This guest post is authored by Alex Rampell, the founder and CEO of TrialPay. This is a follow on to an earlier article “The End Of Brand Advertising,” where Rampell argues that the collision of online and offline advertising paradigms will have a profound impact on free content. Rampell’s most recent guest post for us was in the wake of the Scamville series: Tragedy Of The Social Gaming Commons: A Blueprint For Change
The marriage of brand advertising and free content is facing peremptory annulment. There is no shortage of punditry around “the death of the media company” and whether it is a just dessert or a societal travesty. But that’s looking at it from the media company and consumer viewpoint – what do advertisers think about all of this? Where is online advertising headed and what does that mean for free content?
Making content free was not a well thought out business model. Rather, before the days of Sirius XM and DirecTV, there was no more of a way to charge for freely accessible radio waves than there was to charge for air or sunshine. Making content free, and charging for advertising interspersed in that free content, was pretty much the ONLY business model back then.
And it worked pretty well, because supply (advertising “units”) was limited by the amount of content produced and, more importantly, by the narrow “channels” where such content was made available. With such low supply, high demand, and massive reach, it was easy to reach large swaths of the populace. The advertisers couldn’t really quantify their results, but they came up with a wide variety of methods to attempt to do so. Market research firms such as ACNielsen flourished to fill the need for “metrics.”
But, as I argued in my last piece, brand advertising doesn’t really work – or, perhaps better put, is superseded by “transactional advertising.”
The old logic went like this — people were more likely to buy Coca-Cola versus Carbonated Dark-Colored Sugar Water X because Coca-Cola had a brand (which Coca-Cola has spent billions on). What’s the value of Coca-Cola’s brand?

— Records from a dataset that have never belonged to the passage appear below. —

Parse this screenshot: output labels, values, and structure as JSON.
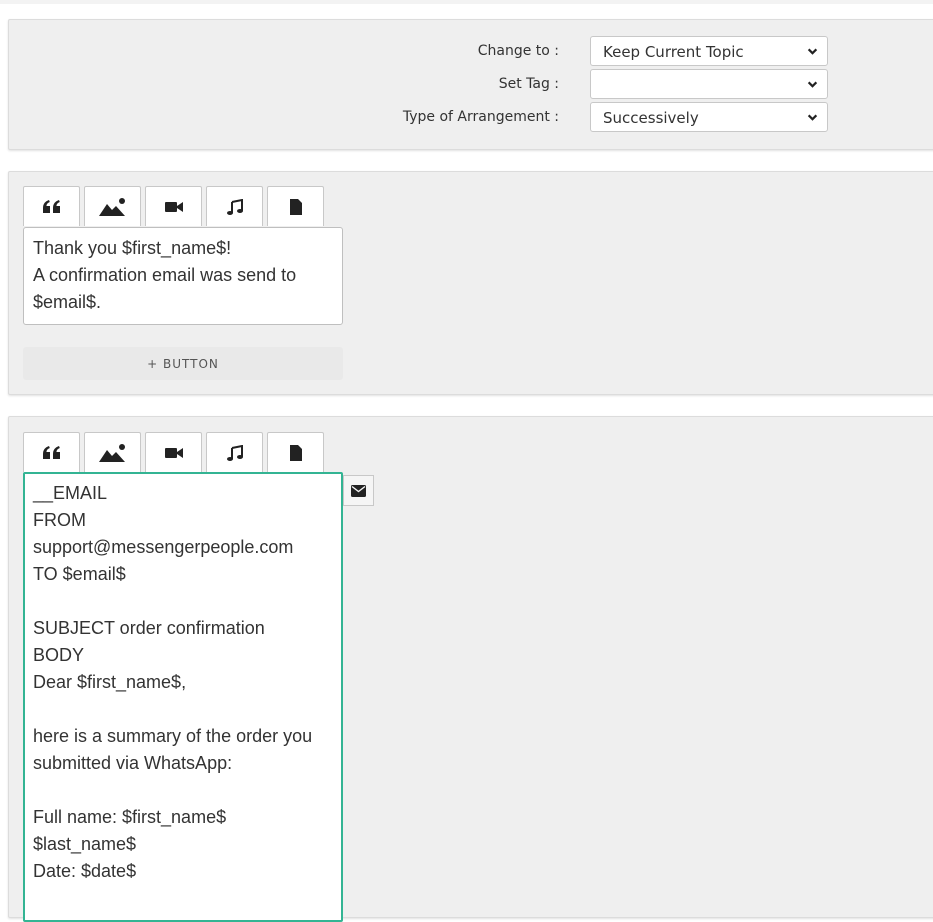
{
  "settings": {
    "change_to_label": "Change to :",
    "change_to_value": "Keep Current Topic",
    "set_tag_label": "Set Tag :",
    "set_tag_value": "",
    "arrangement_label": "Type of Arrangement :",
    "arrangement_value": "Successively"
  },
  "tabs": [
    {
      "icon": "quote-icon"
    },
    {
      "icon": "image-icon"
    },
    {
      "icon": "video-icon"
    },
    {
      "icon": "music-icon"
    },
    {
      "icon": "file-icon"
    }
  ],
  "message1": {
    "text": "Thank you $first_name$!\nA confirmation email was send to $email$."
  },
  "add_button_label": "+ BUTTON",
  "message2": {
    "text": "__EMAIL\nFROM\nsupport@messengerpeople.com\nTO $email$\n\nSUBJECT order confirmation\nBODY\nDear $first_name$,\n\nhere is a summary of the order you submitted via WhatsApp:\n\nFull name: $first_name$\n$last_name$\nDate: $date$",
    "side_icon": "envelope-icon"
  },
  "colors": {
    "active_border": "#33b493",
    "panel_bg": "#efefef"
  }
}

Pure math – it’s the Net Present Value (NPV) of the difference that consumers will pay for Coca-Cola versus, say, RC Cola, for the lifetime of the consumer and duration of the brand. When you pay $1 for a Coke versus $.50 for an RC Cola, the $.50 difference is chalked up to the “brand.” (Yes, perhaps there are differences in taste, too – but even with an identical formula and taste, I would argue RC Cola wouldn’t sell as well as Coke). Multiply $.50 times billions upon billions of cans of Coke, and you see the power of brand.
I don’t disagree with this notion, but I would argue that it is becoming largely irrelevant for a large class of goods and service providers (think soda or television set, not Rolex or BMW), and that the “brand” advertising money can be better spent, thereby imperiling expensively produced, freely distributed content. To wit: what if Walmart refused to stock Coca-Cola, instead stocking just RC Cola? Granted, Walmart stocks Coca-Cola because consumers demand it, and consumers demand it because of the brand that Coca-Cola has created, but that can easily be reversed. If Walmart decided to stock only RC Cola and expel Coca-Cola from its shelves, this would change RC Cola’s fortunes, and harm Coca-Cola, quite a bit.
Preferential placement of a good or service at/near the point of a transaction is something I call “transactional advertising,” which I predict will expand as a category in the coming years. Transactional advertising describes a clear food chain of brand and positioning; the titans at the top are Google, Amazon, Walmart, and other “aggregators” who themselves hold considerable brand equity and/or organic traffic. Smaller players exist in niche fields: BankRate, Shopping.com, Edmunds.com, Lending Tree, even Diapers.com have become destinations that steer consumer decisions. These have potential to be the new “media” companies in a transactional advertising universe, odd as that might sound.
This form of transactional advertising exists today, although you might not know it. Proctor & Gamble spends great effort and expense (though it pales in comparison to their brand advertising spend) to ensure eye-level placement wherever its products are sold. Many retailers “charge” for shelf-space, with the clear understanding that better merchandised goods have a better chance of ending up in consumers’ shopping carts.
Today you see very little in the way of transactional advertising online; rarely does one brand pop up in another brand’s checkout experience. There’s a good chance that will change in a major way in the near future. If old media companies can figure out how to attach themselves to more transactions, they have a fighting chance of sticking it out online.